● Work to complete
All lines holding the string "likes" should be copied from the data below.

[Component data from apps and pages]
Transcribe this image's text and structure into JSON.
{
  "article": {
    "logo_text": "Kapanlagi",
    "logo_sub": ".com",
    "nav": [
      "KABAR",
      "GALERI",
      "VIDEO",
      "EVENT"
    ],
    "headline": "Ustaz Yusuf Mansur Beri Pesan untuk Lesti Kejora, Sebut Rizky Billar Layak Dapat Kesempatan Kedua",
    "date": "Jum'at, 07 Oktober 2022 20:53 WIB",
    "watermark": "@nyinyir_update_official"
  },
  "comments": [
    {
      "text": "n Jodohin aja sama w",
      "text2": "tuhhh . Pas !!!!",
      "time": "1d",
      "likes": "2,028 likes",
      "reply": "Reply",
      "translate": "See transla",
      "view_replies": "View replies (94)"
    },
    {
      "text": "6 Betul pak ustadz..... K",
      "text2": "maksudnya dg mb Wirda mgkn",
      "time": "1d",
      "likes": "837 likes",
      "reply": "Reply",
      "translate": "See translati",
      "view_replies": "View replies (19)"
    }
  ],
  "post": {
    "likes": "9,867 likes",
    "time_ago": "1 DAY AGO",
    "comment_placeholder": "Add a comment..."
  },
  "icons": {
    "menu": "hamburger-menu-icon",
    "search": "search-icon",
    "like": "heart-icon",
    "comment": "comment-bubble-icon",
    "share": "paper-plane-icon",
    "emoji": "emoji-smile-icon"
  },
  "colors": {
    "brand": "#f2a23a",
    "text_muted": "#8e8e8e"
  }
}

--

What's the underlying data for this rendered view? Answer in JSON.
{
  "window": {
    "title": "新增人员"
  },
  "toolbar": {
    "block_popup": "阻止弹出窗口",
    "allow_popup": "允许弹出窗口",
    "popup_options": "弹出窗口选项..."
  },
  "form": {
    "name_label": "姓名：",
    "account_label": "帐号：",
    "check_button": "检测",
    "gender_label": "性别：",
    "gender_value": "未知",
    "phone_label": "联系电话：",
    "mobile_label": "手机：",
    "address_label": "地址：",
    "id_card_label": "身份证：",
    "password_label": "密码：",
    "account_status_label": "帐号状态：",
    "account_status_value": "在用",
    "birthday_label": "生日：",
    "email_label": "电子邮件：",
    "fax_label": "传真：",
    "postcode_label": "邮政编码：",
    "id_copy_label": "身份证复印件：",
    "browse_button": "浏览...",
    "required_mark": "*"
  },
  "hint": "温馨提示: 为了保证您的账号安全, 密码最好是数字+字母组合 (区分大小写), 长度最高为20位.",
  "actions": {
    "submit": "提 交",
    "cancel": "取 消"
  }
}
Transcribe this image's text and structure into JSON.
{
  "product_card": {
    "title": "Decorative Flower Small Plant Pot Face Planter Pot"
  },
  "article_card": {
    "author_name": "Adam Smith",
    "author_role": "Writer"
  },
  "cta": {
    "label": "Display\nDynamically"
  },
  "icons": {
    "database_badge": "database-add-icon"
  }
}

● Output
      "likes": "2,028 likes",
      "likes": "837 likes",
    "likes": "9,867 likes",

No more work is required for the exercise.